[Record extracts — start]

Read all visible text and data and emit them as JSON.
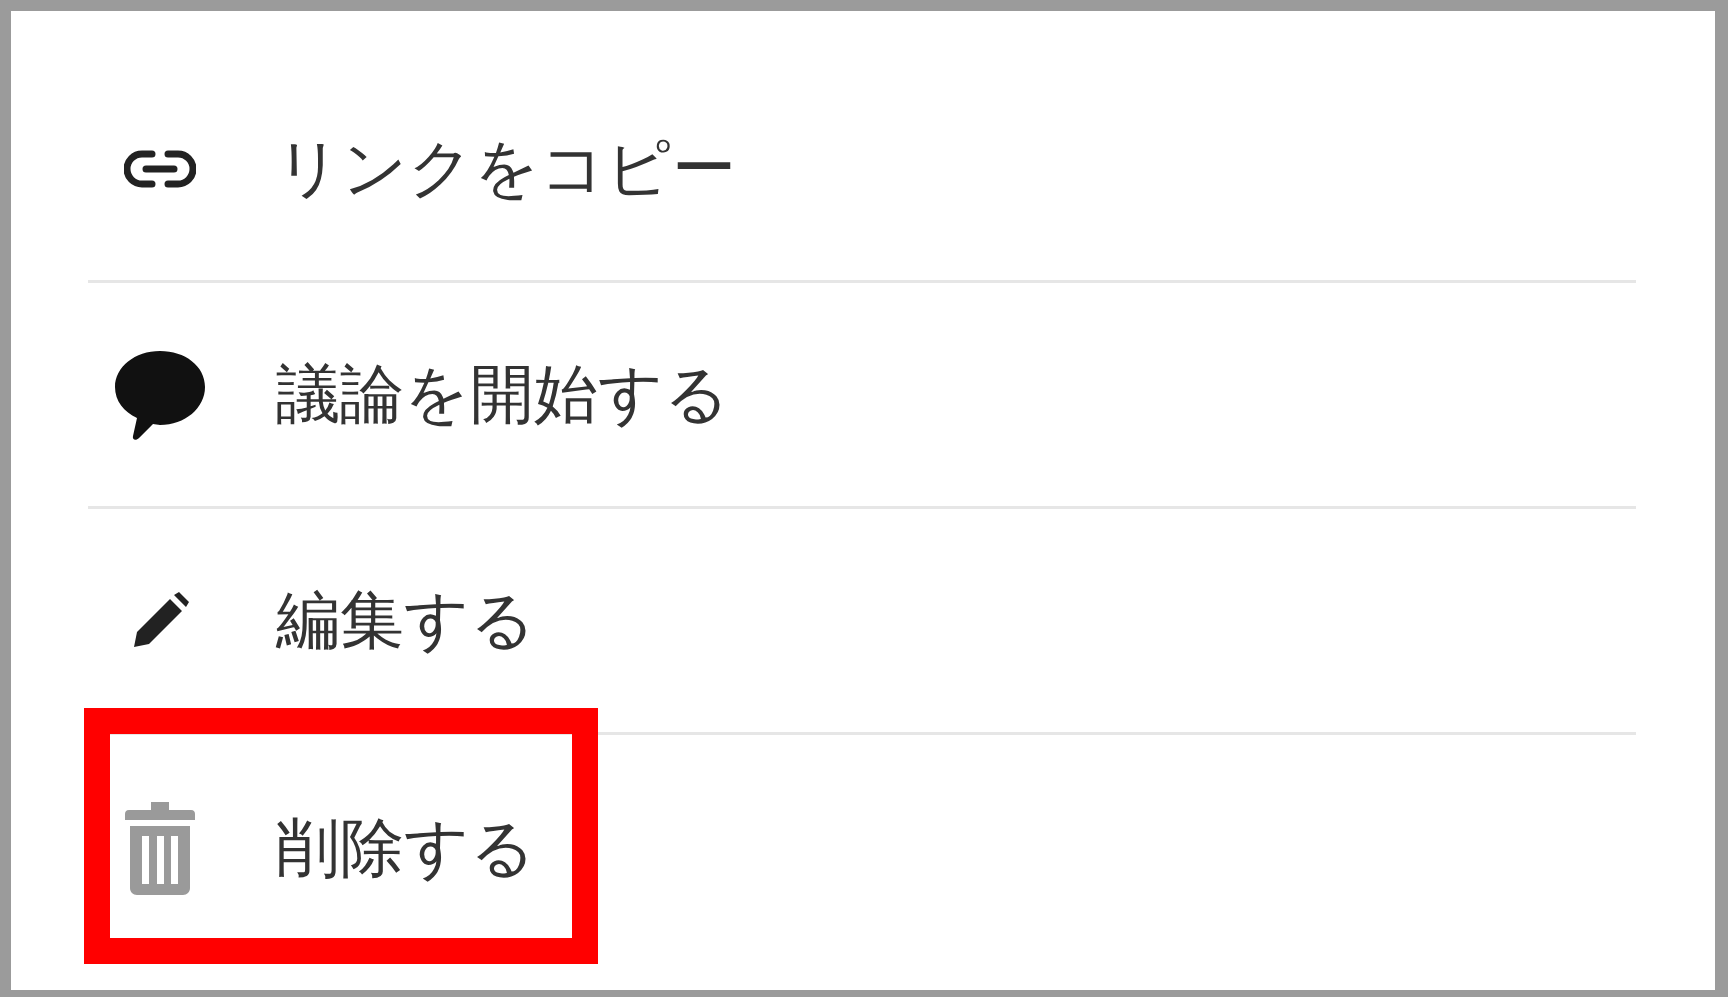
{
  "menu": {
    "items": [
      {
        "label": "リンクをコピー",
        "highlighted": false
      },
      {
        "label": "議論を開始する",
        "highlighted": false
      },
      {
        "label": "編集する",
        "highlighted": false
      },
      {
        "label": "削除する",
        "highlighted": true
      }
    ]
  }
}
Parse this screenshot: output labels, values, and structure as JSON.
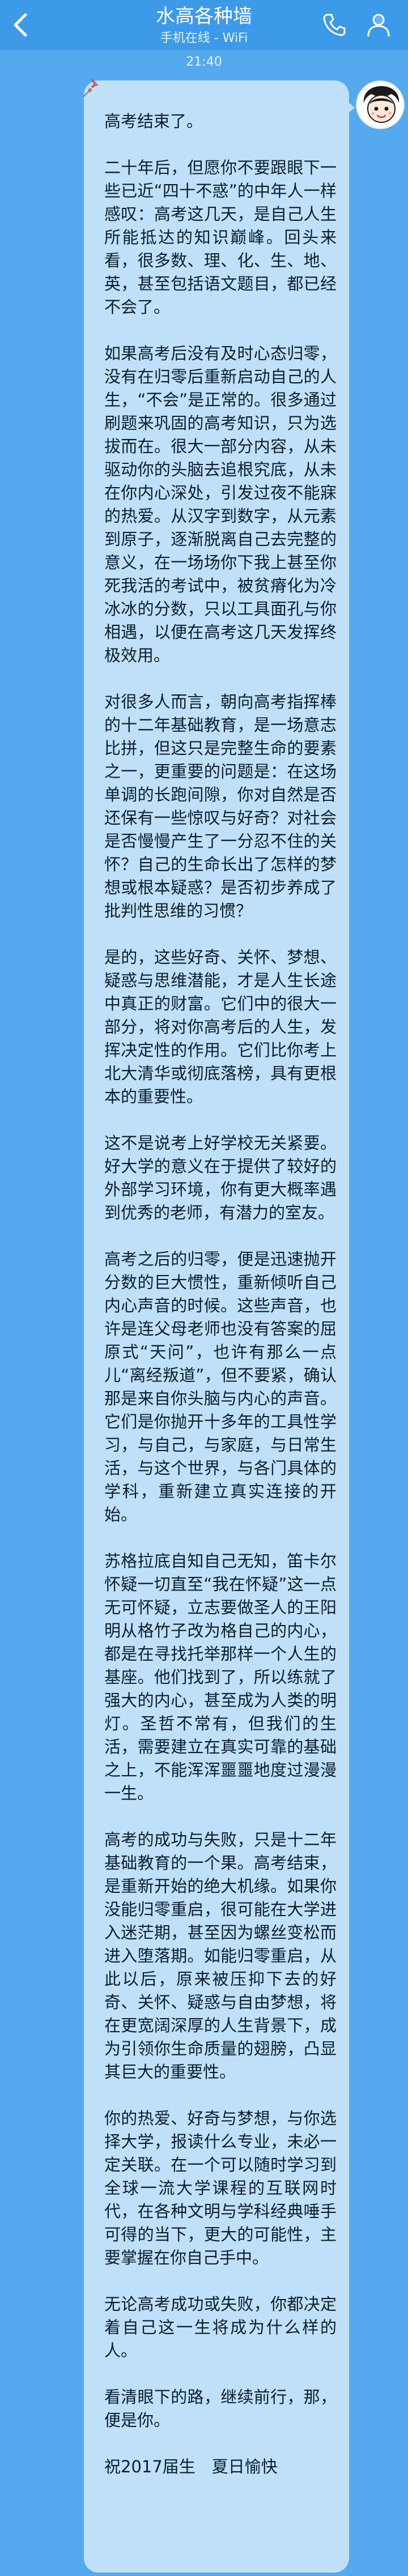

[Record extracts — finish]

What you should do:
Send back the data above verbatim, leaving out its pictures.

Answer section:
Read all visible text and data and emit them as JSON.
{
  "menu": {
    "items": [
      {
        "label": "リンクをコピー",
        "highlighted": false
      },
      {
        "label": "議論を開始する",
        "highlighted": false
      },
      {
        "label": "編集する",
        "highlighted": false
      },
      {
        "label": "削除する",
        "highlighted": true
      }
    ]
  }
}
Parse this screenshot: output labels, values, and structure as JSON.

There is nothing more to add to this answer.